Show every line of the data that contains the string "techniques".

(MATERIAL SHOWN Opens)

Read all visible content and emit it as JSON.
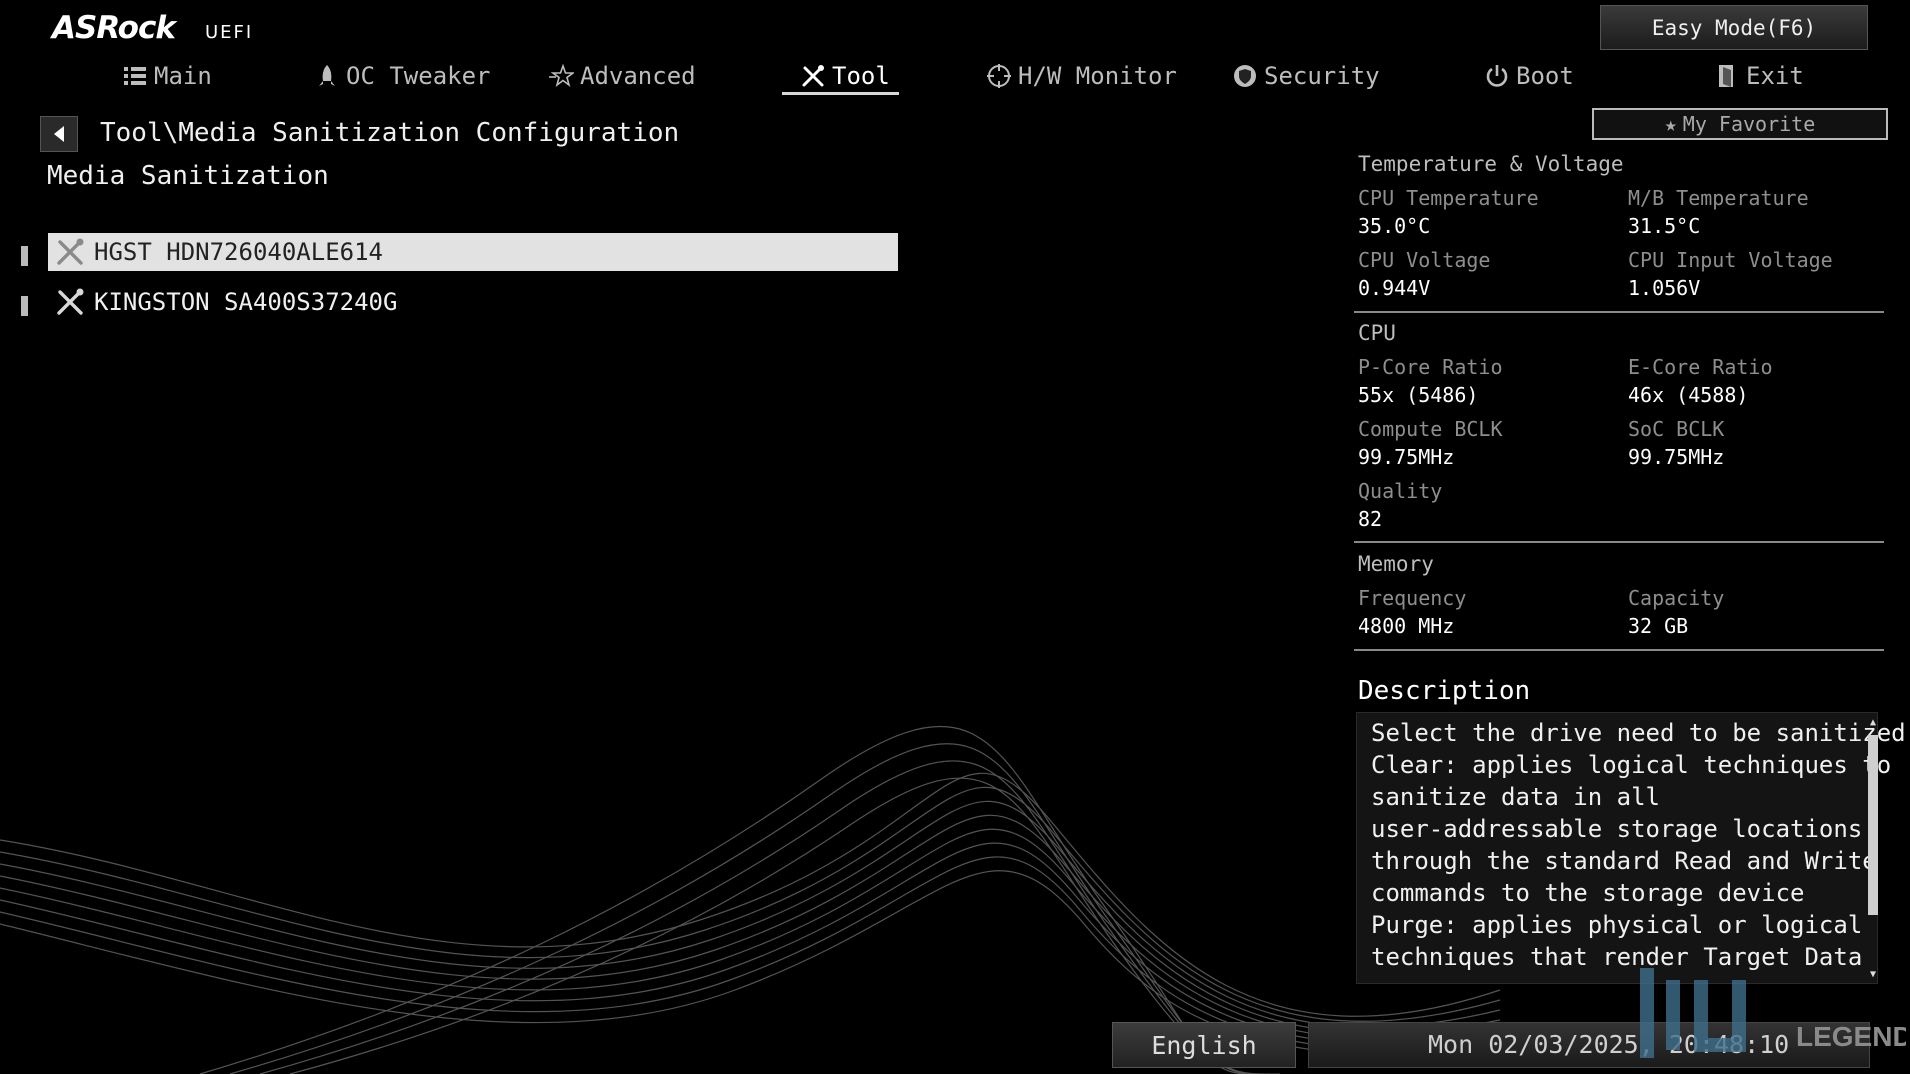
{
  "brand": {
    "name": "ASRock",
    "sub": "UEFI"
  },
  "easy_mode": "Easy Mode(F6)",
  "nav": [
    {
      "label": "Main",
      "icon": "list-icon"
    },
    {
      "label": "OC Tweaker",
      "icon": "rocket-icon"
    },
    {
      "label": "Advanced",
      "icon": "star-icon"
    },
    {
      "label": "Tool",
      "icon": "tools-icon",
      "active": true
    },
    {
      "label": "H/W Monitor",
      "icon": "crosshair-icon"
    },
    {
      "label": "Security",
      "icon": "shield-icon"
    },
    {
      "label": "Boot",
      "icon": "power-icon"
    },
    {
      "label": "Exit",
      "icon": "exit-icon"
    }
  ],
  "favorite": "My Favorite",
  "breadcrumb": "Tool\\Media Sanitization Configuration",
  "section_title": "Media Sanitization",
  "drives": [
    {
      "label": "HGST HDN726040ALE614",
      "selected": true
    },
    {
      "label": "KINGSTON SA400S37240G",
      "selected": false
    }
  ],
  "monitor": {
    "temp_title": "Temperature & Voltage",
    "cpu_temp_label": "CPU Temperature",
    "cpu_temp": "35.0°C",
    "mb_temp_label": "M/B Temperature",
    "mb_temp": "31.5°C",
    "cpu_volt_label": "CPU Voltage",
    "cpu_volt": "0.944V",
    "cpu_in_volt_label": "CPU Input Voltage",
    "cpu_in_volt": "1.056V",
    "cpu_title": "CPU",
    "pcore_label": "P-Core Ratio",
    "pcore": "55x (5486)",
    "ecore_label": "E-Core Ratio",
    "ecore": "46x (4588)",
    "cbclk_label": "Compute BCLK",
    "cbclk": "99.75MHz",
    "sbclk_label": "SoC BCLK",
    "sbclk": "99.75MHz",
    "quality_label": "Quality",
    "quality": "82",
    "mem_title": "Memory",
    "freq_label": "Frequency",
    "freq": "4800 MHz",
    "cap_label": "Capacity",
    "cap": "32 GB"
  },
  "description": {
    "title": "Description",
    "lines": [
      "Select the drive need to be sanitized",
      "Clear: applies logical techniques to",
      "sanitize data in all",
      "user-addressable storage locations",
      "through the standard Read and Write",
      "commands to the storage device",
      "Purge: applies physical or logical",
      "techniques that render Target Data"
    ]
  },
  "footer": {
    "language": "English",
    "datetime": "Mon 02/03/2025, 20:48:10"
  },
  "watermark": "LEGEND",
  "colors": {
    "background": "#000000",
    "selected_row": "#e2e2e2",
    "accent": "#ffffff"
  }
}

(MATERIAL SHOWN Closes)

**ANSWER SPACE**
      "Clear: applies logical techniques to",
      "techniques that render Target Data"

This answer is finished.